Write out every single entry exactly.

Website and app data records:
........
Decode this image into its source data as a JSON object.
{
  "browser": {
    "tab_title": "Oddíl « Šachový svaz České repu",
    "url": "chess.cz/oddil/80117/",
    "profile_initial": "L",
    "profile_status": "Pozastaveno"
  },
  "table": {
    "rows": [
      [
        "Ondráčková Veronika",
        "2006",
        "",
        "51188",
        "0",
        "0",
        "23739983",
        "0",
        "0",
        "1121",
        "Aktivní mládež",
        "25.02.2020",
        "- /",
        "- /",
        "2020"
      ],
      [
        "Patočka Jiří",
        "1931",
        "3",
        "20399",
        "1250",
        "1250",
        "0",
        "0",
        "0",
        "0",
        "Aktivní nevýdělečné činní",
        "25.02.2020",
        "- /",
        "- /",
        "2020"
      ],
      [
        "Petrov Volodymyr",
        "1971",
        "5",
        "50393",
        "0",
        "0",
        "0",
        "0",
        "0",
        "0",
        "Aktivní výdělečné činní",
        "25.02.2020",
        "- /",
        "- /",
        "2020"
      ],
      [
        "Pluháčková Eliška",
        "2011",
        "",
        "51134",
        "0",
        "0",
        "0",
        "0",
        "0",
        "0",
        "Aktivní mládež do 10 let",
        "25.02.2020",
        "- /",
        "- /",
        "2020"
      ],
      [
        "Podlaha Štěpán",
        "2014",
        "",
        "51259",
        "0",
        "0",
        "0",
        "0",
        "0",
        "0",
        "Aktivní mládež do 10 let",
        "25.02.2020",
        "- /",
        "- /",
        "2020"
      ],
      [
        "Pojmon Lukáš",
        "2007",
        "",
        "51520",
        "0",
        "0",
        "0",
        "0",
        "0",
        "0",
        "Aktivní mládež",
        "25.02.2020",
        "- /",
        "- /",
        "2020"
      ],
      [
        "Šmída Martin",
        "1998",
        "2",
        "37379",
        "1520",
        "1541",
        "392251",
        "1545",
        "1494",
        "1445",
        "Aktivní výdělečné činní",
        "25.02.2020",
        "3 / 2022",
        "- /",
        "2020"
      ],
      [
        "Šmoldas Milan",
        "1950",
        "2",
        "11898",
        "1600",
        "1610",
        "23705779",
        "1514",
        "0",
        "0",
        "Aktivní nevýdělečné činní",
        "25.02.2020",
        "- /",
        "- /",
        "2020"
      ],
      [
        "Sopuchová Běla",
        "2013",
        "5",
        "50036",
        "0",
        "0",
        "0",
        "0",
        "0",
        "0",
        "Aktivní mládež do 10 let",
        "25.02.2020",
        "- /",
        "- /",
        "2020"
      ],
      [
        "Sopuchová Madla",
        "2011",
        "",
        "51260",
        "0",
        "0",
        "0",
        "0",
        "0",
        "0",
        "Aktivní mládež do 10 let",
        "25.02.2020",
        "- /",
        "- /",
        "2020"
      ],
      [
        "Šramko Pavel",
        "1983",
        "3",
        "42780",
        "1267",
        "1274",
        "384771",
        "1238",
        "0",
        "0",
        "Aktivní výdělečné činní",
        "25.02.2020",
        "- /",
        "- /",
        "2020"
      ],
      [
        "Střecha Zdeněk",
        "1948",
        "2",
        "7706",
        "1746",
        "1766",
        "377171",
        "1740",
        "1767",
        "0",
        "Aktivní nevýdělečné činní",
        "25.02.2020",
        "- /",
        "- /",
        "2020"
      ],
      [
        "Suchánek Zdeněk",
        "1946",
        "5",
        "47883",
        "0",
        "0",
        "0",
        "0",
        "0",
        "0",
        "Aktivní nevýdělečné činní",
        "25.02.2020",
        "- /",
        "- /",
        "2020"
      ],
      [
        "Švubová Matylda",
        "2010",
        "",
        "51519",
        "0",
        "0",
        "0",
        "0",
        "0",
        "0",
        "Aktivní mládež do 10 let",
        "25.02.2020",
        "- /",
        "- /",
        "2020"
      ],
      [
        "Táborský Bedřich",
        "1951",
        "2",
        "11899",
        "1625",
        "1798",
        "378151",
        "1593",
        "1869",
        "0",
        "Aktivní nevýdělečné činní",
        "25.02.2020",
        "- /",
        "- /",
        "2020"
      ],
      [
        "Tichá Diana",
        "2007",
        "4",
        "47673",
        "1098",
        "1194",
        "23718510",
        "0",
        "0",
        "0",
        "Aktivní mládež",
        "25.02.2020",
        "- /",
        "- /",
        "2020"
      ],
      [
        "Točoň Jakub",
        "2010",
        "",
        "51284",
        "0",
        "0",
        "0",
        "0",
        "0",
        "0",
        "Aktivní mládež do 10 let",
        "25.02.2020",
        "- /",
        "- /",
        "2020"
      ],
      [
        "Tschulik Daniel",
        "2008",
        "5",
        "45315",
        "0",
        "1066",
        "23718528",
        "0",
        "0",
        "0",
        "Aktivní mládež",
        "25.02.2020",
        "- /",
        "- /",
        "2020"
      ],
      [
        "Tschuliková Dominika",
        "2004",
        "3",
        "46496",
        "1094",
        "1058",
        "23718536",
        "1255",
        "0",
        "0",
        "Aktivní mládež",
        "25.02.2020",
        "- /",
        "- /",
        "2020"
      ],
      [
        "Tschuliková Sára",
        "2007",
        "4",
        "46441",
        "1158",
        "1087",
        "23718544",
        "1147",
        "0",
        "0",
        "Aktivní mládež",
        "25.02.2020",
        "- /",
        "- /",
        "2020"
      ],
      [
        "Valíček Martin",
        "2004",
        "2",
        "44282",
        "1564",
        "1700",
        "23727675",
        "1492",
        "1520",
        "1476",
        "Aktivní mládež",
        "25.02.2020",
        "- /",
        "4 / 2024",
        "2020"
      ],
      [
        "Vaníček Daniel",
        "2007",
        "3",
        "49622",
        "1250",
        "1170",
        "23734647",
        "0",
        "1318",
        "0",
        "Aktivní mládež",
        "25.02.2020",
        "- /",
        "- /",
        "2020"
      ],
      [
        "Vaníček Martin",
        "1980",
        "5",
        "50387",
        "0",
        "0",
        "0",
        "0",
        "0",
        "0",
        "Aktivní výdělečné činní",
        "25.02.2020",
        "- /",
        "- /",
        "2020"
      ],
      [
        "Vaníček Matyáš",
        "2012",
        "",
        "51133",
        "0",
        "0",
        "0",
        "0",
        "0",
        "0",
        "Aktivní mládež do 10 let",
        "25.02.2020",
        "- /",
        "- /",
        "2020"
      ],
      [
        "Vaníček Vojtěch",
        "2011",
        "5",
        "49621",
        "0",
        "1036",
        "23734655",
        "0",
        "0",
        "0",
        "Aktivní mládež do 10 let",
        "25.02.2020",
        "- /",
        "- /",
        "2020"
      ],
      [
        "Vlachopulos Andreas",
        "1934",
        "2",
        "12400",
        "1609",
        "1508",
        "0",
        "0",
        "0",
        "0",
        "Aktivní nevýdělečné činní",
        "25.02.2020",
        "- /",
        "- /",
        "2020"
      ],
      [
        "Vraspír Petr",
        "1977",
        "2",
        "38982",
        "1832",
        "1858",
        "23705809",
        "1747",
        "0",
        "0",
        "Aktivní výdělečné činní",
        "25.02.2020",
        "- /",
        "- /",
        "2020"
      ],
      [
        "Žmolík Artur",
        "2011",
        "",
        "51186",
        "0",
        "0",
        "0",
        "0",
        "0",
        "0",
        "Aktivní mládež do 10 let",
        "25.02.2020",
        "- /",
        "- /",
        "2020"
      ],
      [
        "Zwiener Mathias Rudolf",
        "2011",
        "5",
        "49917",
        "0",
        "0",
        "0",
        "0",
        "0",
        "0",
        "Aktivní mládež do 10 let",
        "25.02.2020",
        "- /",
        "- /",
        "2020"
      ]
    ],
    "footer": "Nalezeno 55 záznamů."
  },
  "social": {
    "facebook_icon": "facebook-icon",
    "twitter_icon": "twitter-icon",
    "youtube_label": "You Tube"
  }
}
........
▶ **EXERCISE ANSWER**:
Decode this image into its source data as a JSON object.
{
  "browser": {
    "tab_title": "Oddíl « Šachový svaz České repu",
    "url": "chess.cz/oddil/80117/",
    "profile_initial": "L",
    "profile_status": "Pozastaveno"
  },
  "table": {
    "rows": [
      [
        "Ondráčková Veronika",
        "2006",
        "",
        "51188",
        "0",
        "0",
        "23739983",
        "0",
        "0",
        "1121",
        "Aktivní mládež",
        "25.02.2020",
        "- /",
        "- /",
        "2020"
      ],
      [
        "Patočka Jiří",
        "1931",
        "3",
        "20399",
        "1250",
        "1250",
        "0",
        "0",
        "0",
        "0",
        "Aktivní nevýdělečné činní",
        "25.02.2020",
        "- /",
        "- /",
        "2020"
      ],
      [
        "Petrov Volodymyr",
        "1971",
        "5",
        "50393",
        "0",
        "0",
        "0",
        "0",
        "0",
        "0",
        "Aktivní výdělečné činní",
        "25.02.2020",
        "- /",
        "- /",
        "2020"
      ],
      [
        "Pluháčková Eliška",
        "2011",
        "",
        "51134",
        "0",
        "0",
        "0",
        "0",
        "0",
        "0",
        "Aktivní mládež do 10 let",
        "25.02.2020",
        "- /",
        "- /",
        "2020"
      ],
      [
        "Podlaha Štěpán",
        "2014",
        "",
        "51259",
        "0",
        "0",
        "0",
        "0",
        "0",
        "0",
        "Aktivní mládež do 10 let",
        "25.02.2020",
        "- /",
        "- /",
        "2020"
      ],
      [
        "Pojmon Lukáš",
        "2007",
        "",
        "51520",
        "0",
        "0",
        "0",
        "0",
        "0",
        "0",
        "Aktivní mládež",
        "25.02.2020",
        "- /",
        "- /",
        "2020"
      ],
      [
        "Šmída Martin",
        "1998",
        "2",
        "37379",
        "1520",
        "1541",
        "392251",
        "1545",
        "1494",
        "1445",
        "Aktivní výdělečné činní",
        "25.02.2020",
        "3 / 2022",
        "- /",
        "2020"
      ],
      [
        "Šmoldas Milan",
        "1950",
        "2",
        "11898",
        "1600",
        "1610",
        "23705779",
        "1514",
        "0",
        "0",
        "Aktivní nevýdělečné činní",
        "25.02.2020",
        "- /",
        "- /",
        "2020"
      ],
      [
        "Sopuchová Běla",
        "2013",
        "5",
        "50036",
        "0",
        "0",
        "0",
        "0",
        "0",
        "0",
        "Aktivní mládež do 10 let",
        "25.02.2020",
        "- /",
        "- /",
        "2020"
      ],
      [
        "Sopuchová Madla",
        "2011",
        "",
        "51260",
        "0",
        "0",
        "0",
        "0",
        "0",
        "0",
        "Aktivní mládež do 10 let",
        "25.02.2020",
        "- /",
        "- /",
        "2020"
      ],
      [
        "Šramko Pavel",
        "1983",
        "3",
        "42780",
        "1267",
        "1274",
        "384771",
        "1238",
        "0",
        "0",
        "Aktivní výdělečné činní",
        "25.02.2020",
        "- /",
        "- /",
        "2020"
      ],
      [
        "Střecha Zdeněk",
        "1948",
        "2",
        "7706",
        "1746",
        "1766",
        "377171",
        "1740",
        "1767",
        "0",
        "Aktivní nevýdělečné činní",
        "25.02.2020",
        "- /",
        "- /",
        "2020"
      ],
      [
        "Suchánek Zdeněk",
        "1946",
        "5",
        "47883",
        "0",
        "0",
        "0",
        "0",
        "0",
        "0",
        "Aktivní nevýdělečné činní",
        "25.02.2020",
        "- /",
        "- /",
        "2020"
      ],
      [
        "Švubová Matylda",
        "2010",
        "",
        "51519",
        "0",
        "0",
        "0",
        "0",
        "0",
        "0",
        "Aktivní mládež do 10 let",
        "25.02.2020",
        "- /",
        "- /",
        "2020"
      ],
      [
        "Táborský Bedřich",
        "1951",
        "2",
        "11899",
        "1625",
        "1798",
        "378151",
        "1593",
        "1869",
        "0",
        "Aktivní nevýdělečné činní",
        "25.02.2020",
        "- /",
        "- /",
        "2020"
      ],
      [
        "Tichá Diana",
        "2007",
        "4",
        "47673",
        "1098",
        "1194",
        "23718510",
        "0",
        "0",
        "0",
        "Aktivní mládež",
        "25.02.2020",
        "- /",
        "- /",
        "2020"
      ],
      [
        "Točoň Jakub",
        "2010",
        "",
        "51284",
        "0",
        "0",
        "0",
        "0",
        "0",
        "0",
        "Aktivní mládež do 10 let",
        "25.02.2020",
        "- /",
        "- /",
        "2020"
      ],
      [
        "Tschulik Daniel",
        "2008",
        "5",
        "45315",
        "0",
        "1066",
        "23718528",
        "0",
        "0",
        "0",
        "Aktivní mládež",
        "25.02.2020",
        "- /",
        "- /",
        "2020"
      ],
      [
        "Tschuliková Dominika",
        "2004",
        "3",
        "46496",
        "1094",
        "1058",
        "23718536",
        "1255",
        "0",
        "0",
        "Aktivní mládež",
        "25.02.2020",
        "- /",
        "- /",
        "2020"
      ],
      [
        "Tschuliková Sára",
        "2007",
        "4",
        "46441",
        "1158",
        "1087",
        "23718544",
        "1147",
        "0",
        "0",
        "Aktivní mládež",
        "25.02.2020",
        "- /",
        "- /",
        "2020"
      ],
      [
        "Valíček Martin",
        "2004",
        "2",
        "44282",
        "1564",
        "1700",
        "23727675",
        "1492",
        "1520",
        "1476",
        "Aktivní mládež",
        "25.02.2020",
        "- /",
        "4 / 2024",
        "2020"
      ],
      [
        "Vaníček Daniel",
        "2007",
        "3",
        "49622",
        "1250",
        "1170",
        "23734647",
        "0",
        "1318",
        "0",
        "Aktivní mládež",
        "25.02.2020",
        "- /",
        "- /",
        "2020"
      ],
      [
        "Vaníček Martin",
        "1980",
        "5",
        "50387",
        "0",
        "0",
        "0",
        "0",
        "0",
        "0",
        "Aktivní výdělečné činní",
        "25.02.2020",
        "- /",
        "- /",
        "2020"
      ],
      [
        "Vaníček Matyáš",
        "2012",
        "",
        "51133",
        "0",
        "0",
        "0",
        "0",
        "0",
        "0",
        "Aktivní mládež do 10 let",
        "25.02.2020",
        "- /",
        "- /",
        "2020"
      ],
      [
        "Vaníček Vojtěch",
        "2011",
        "5",
        "49621",
        "0",
        "1036",
        "23734655",
        "0",
        "0",
        "0",
        "Aktivní mládež do 10 let",
        "25.02.2020",
        "- /",
        "- /",
        "2020"
      ],
      [
        "Vlachopulos Andreas",
        "1934",
        "2",
        "12400",
        "1609",
        "1508",
        "0",
        "0",
        "0",
        "0",
        "Aktivní nevýdělečné činní",
        "25.02.2020",
        "- /",
        "- /",
        "2020"
      ],
      [
        "Vraspír Petr",
        "1977",
        "2",
        "38982",
        "1832",
        "1858",
        "23705809",
        "1747",
        "0",
        "0",
        "Aktivní výdělečné činní",
        "25.02.2020",
        "- /",
        "- /",
        "2020"
      ],
      [
        "Žmolík Artur",
        "2011",
        "",
        "51186",
        "0",
        "0",
        "0",
        "0",
        "0",
        "0",
        "Aktivní mládež do 10 let",
        "25.02.2020",
        "- /",
        "- /",
        "2020"
      ],
      [
        "Zwiener Mathias Rudolf",
        "2011",
        "5",
        "49917",
        "0",
        "0",
        "0",
        "0",
        "0",
        "0",
        "Aktivní mládež do 10 let",
        "25.02.2020",
        "- /",
        "- /",
        "2020"
      ]
    ],
    "footer": "Nalezeno 55 záznamů."
  },
  "social": {
    "facebook_icon": "facebook-icon",
    "twitter_icon": "twitter-icon",
    "youtube_label": "You Tube"
  }
}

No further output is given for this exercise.